The odds are pretty good that if you're reading this article, you already understand that stormwater permits likely require some form of stormwater sampling, monitoring, or testing.
A pretty common thing we run across on an unfortunately routine basis is when a laboratory report doesn't include a required parameter in a stormwater sample. Big problem, right? Maybe, maybe not. This is more common than you think, so let's discuss what might happen if a lab screws up and forgets to test for a parameter in a stormwater sample.
How to ensure your lab tests for the right parameters in a stormwater sample.
Before we get into what happens if they forget about a parameter, let's discuss parameters and what YOUR responsibility is.
When you get your samples, you need to get them analyzed for certain chemical parameters, as specified in your NPDES permit. The reality is these parameters are actually pollutants, and your permit wants to keep tabs on what's leaving your site.
These parameters (or pollutants) you need to monitor for are based on your industrial category of type. So for example, asphalt manufacturing facilities would monitor for different pollutants than a furniture manufacturing facility. Whatever it may be that you have to monitor for, rest assured that no matter what, they can be found outlined within your stormwater permit.
This is where you come in. When you deliver your samples to a lab, you'll need to have a Chain of Custody form. For those that don't know what this is, a Chain of Custody form documents who had the samples, where they came from, and who they went to. In other words, they document the custody of the samples as they go from person to person. Makes sense, right? Chances are if you’re using a reputable lab, they won’t take your samples without one of those forms.
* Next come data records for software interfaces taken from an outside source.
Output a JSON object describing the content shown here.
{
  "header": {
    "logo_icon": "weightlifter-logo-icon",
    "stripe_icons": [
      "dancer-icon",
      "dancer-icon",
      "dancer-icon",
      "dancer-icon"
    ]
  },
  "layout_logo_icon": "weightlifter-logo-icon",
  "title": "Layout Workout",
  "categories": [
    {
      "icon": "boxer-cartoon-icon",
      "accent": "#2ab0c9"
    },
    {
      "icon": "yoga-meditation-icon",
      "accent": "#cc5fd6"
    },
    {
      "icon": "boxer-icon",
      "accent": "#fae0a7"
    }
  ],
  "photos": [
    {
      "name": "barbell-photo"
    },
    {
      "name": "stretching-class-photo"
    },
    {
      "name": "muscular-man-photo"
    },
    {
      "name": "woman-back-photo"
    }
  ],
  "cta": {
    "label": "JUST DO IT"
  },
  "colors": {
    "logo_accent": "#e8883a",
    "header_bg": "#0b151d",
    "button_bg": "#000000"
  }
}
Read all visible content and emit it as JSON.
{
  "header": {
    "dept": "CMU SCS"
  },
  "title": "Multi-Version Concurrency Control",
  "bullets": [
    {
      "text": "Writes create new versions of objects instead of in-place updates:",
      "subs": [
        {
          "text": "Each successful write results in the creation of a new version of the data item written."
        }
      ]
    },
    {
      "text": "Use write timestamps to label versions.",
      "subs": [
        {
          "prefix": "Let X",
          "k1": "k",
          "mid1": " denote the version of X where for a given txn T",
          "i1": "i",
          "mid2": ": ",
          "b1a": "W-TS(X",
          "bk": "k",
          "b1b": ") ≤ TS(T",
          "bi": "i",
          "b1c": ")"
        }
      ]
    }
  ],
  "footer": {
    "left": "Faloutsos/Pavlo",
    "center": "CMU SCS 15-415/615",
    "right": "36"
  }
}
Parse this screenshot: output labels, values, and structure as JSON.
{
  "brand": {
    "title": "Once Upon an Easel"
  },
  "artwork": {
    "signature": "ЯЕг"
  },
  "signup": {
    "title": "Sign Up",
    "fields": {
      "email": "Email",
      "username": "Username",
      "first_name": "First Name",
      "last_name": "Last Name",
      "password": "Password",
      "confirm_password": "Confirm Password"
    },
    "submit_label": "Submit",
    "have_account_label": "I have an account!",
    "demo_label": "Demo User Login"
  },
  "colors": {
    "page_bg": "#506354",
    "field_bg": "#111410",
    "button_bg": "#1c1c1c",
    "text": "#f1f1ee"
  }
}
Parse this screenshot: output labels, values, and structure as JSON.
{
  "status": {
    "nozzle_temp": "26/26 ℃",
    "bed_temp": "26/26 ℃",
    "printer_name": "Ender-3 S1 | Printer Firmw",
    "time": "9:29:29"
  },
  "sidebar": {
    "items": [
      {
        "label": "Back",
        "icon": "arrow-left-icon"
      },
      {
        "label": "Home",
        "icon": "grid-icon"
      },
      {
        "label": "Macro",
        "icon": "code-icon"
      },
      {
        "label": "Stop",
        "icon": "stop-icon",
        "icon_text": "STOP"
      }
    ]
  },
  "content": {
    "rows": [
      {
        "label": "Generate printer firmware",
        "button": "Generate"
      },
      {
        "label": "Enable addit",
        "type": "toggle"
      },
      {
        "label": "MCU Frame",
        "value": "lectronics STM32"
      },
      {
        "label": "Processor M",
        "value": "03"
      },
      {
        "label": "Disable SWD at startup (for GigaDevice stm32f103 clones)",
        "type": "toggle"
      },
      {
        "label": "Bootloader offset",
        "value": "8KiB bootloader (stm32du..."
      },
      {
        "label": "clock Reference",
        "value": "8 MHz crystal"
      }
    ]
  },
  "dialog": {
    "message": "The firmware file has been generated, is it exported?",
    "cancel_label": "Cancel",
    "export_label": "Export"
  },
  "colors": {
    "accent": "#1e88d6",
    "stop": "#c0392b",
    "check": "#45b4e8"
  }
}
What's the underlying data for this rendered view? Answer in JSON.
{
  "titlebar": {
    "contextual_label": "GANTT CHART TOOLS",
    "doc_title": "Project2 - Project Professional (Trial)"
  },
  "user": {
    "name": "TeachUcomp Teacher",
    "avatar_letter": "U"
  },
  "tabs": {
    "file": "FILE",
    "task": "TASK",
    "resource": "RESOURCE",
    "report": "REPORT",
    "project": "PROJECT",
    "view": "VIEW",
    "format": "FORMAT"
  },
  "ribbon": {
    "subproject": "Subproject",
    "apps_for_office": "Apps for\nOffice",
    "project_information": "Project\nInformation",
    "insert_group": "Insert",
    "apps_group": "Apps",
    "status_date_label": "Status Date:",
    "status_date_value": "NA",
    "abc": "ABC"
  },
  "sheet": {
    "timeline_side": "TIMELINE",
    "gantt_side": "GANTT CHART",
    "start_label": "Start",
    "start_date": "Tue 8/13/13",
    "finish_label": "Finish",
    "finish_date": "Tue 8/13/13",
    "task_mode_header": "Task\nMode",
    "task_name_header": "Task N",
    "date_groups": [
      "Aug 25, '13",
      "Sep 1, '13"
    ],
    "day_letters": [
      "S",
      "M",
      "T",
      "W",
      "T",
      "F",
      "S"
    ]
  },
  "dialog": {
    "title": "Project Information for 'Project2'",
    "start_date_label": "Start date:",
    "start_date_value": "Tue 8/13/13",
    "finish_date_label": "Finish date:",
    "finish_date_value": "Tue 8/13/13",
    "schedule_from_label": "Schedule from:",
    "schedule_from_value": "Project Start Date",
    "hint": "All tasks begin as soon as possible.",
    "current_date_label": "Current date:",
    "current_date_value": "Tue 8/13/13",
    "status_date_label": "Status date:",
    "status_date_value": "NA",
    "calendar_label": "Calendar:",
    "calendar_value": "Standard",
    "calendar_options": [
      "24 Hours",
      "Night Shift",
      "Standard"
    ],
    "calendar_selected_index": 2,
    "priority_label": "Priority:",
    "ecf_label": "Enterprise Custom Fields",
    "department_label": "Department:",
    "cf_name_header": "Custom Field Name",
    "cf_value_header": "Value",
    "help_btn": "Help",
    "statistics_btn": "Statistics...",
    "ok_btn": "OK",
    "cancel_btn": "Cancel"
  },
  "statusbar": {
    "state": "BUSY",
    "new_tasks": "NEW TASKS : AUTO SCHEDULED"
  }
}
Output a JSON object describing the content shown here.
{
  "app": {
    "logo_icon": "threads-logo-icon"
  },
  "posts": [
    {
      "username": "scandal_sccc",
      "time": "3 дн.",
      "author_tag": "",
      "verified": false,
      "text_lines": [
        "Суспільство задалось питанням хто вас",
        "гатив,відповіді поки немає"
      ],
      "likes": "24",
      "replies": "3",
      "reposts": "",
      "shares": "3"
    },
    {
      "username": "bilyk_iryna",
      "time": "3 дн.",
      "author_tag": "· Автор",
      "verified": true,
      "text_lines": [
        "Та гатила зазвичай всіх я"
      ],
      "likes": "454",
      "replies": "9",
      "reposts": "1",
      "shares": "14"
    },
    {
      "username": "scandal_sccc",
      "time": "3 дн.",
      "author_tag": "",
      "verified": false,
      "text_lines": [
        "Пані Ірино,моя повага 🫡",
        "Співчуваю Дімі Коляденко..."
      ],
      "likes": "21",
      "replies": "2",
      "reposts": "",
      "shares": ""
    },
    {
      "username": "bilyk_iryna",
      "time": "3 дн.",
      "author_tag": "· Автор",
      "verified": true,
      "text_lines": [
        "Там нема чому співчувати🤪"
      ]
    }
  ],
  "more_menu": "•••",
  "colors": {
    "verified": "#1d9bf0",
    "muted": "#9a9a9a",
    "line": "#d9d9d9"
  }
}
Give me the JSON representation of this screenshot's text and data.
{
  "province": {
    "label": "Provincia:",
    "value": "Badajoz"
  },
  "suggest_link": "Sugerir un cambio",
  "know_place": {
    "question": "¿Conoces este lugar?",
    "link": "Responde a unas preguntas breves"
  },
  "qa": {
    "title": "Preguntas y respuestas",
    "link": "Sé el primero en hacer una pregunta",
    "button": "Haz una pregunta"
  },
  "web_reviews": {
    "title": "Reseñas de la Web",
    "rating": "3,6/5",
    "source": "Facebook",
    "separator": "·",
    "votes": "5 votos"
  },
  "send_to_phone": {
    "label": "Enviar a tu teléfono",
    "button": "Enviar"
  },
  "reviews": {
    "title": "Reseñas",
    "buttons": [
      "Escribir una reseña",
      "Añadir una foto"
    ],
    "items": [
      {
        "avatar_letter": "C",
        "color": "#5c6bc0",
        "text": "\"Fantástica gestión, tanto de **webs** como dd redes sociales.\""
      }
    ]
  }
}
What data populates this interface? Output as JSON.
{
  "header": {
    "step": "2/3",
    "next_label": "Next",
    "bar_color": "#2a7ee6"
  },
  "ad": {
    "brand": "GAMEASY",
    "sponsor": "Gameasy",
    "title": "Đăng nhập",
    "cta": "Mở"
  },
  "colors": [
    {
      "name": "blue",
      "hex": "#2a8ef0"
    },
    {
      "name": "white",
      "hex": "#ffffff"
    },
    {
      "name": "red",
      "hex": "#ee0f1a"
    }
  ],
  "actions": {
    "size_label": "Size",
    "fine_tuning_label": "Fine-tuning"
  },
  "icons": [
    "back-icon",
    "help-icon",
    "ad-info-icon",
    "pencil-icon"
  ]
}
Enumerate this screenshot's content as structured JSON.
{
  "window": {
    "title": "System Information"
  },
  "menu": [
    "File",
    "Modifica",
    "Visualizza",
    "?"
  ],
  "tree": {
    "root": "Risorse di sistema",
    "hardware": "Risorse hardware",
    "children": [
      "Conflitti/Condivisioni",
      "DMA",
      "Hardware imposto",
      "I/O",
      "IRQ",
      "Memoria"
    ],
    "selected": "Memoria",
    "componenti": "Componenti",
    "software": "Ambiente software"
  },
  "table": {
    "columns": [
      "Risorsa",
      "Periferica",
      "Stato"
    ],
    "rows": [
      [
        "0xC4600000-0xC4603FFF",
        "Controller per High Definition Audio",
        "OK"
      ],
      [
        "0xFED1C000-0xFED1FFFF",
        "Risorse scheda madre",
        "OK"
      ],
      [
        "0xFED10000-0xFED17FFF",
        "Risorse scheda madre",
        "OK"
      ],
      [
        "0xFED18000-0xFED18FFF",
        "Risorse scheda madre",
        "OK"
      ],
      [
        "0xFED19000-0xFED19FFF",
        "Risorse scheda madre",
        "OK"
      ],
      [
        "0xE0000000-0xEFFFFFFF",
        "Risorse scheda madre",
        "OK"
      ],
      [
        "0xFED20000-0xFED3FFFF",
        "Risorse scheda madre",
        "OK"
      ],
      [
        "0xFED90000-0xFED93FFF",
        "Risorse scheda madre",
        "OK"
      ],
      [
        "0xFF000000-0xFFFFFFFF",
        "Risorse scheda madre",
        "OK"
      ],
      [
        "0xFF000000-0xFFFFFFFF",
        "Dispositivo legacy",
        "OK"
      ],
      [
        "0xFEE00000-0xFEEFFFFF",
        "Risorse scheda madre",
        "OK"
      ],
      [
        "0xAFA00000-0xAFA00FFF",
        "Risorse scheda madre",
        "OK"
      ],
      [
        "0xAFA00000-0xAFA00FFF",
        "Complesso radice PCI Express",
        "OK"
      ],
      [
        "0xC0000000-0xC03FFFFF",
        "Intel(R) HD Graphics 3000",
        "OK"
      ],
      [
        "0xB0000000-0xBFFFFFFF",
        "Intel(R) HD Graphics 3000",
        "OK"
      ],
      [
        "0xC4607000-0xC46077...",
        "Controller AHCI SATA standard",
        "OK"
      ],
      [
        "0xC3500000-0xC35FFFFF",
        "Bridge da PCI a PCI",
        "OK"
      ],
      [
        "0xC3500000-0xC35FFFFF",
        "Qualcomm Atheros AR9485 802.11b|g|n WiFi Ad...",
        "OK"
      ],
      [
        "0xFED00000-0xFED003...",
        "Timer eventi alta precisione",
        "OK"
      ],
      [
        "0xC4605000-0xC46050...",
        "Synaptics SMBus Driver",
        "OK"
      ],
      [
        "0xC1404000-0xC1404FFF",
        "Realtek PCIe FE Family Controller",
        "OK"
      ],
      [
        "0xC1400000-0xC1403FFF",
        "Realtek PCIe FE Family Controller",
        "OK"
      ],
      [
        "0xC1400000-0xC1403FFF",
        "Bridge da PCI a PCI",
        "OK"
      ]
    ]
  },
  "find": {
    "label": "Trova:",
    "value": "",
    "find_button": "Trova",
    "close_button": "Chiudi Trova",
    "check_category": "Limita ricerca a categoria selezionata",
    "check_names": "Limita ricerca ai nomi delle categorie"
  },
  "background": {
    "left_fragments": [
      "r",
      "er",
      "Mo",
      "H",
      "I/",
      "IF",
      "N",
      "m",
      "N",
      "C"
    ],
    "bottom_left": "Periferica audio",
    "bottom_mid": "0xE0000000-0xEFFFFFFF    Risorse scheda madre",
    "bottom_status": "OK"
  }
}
There's other information on the Chain of Custody form, such as information about the sample, like what time it was taken, the method how it was collected, the type of sample, and some other basic information. But one thing that is crucial, and has to be right, is the listing of parameters you want the lab to test for.
That's right, it's on YOU to make sure that the lab has the right parameters to test for. Think of the Chain of Custody as your order form you're giving to the lab. If you need your sample tested for X, Y, & Z, you need to write that on the Chain of Custody form. Then you hand everything over to the lab, and in about 2 to 3 weeks (that's just an estimate), you’ll get a report back with all the results.
You’re done with the lab and now you can move onto your reporting requirements, which is another story.
What happens if the lab forgets to test for a parameter in my stormwater sample?
Here's where the problem is - we've heard from clients more times than we'd like to admit, that a lab forgets to test for a parameter in their stormwater sample. They'll usually discover it a day or two later, when they're back in their office either reviewing results or during the reporting process. Now it’s time to quickly jump into action.
When we find ourselves helping clients out in this exact situation, we advise them to do one of a few courses of action depending on when the discovery was made.
- IF this situation was discovered BEFORE the end of the monitoring period - Simple! Grab another sample, assuming that you CAN (permit wise) and there's another rain even (if there's not enough time, see #2 & #3 below). Once you got another sample, make sure to get it over to the lab as soon as possible, with a correctly filled out Chain of Custody, and have the lab test for that missing parameter. You might need to make note of this when reporting, but after that, get back on track with your reporting, and life is good.
- IF this situation was discovered AFTER the end of the monitoring period - You’re now in a bit of a tight situation, which is why we strongly advise our clients to review their results as soon as they get them and not to wait! Now your course of action comes down to a matter of paperwork. The first (and only) thing to check over is the chain of custody form.
- IF after reviewing it, you notice that your missing parameters are listed, and it is the lab's fault for overlooking them and not testing for them, you need to contact your lab immediately and see if they can run your sample for those additional parameters (usually labs hang onto samples for a certain period of time even after the analysis was performed). If they can, you’re good to go.
- IF they can’t, then you need to ask for a letter from the lab explaining why they did not test for all parameters listed on the chain of custody form. Normally (under most circumstances), state environmental departments are typically okay with this happening from time to time. If it happens regularly, time for a new lab!
- IF after reviewing it, you notice that your missing parameters are NOT listed on the Chain of Custody form - Unfortunately, this situation is a product of your own doing. If you didn’t list all the parameters you needed tested, then there really is nothing that can be done. While filling out the monitoring reports, you’ll have to honestly truthfully admit that you forgot to fill the form out to include all parameters.
What will happen to me and my business if a parameter in stormwater samples was forgotten?
Hard to say, but I think it's safe to assume that the regulatory agency you'll be reporting to won't be overly thrilled to hear it. If it was an honest mistake, there probably won't be any issues. If you messed up, you could be looking at some sort of violation, penalty, or monetary fine. Conversely, if your inspector isn't overly strict, they could give you a free pass and say don't let it happen again! We've seen and heard it all, and it really does depend on a case by case basis.
If you have any doubts at all about filling out chain of custody forms or what do to should you find yourself in one of these sticky situations, give us a shout anytime at 888-RMA-0230, shoot us an email to email@example.com, or visit our contact page to fill out a quick form and get in touch with us.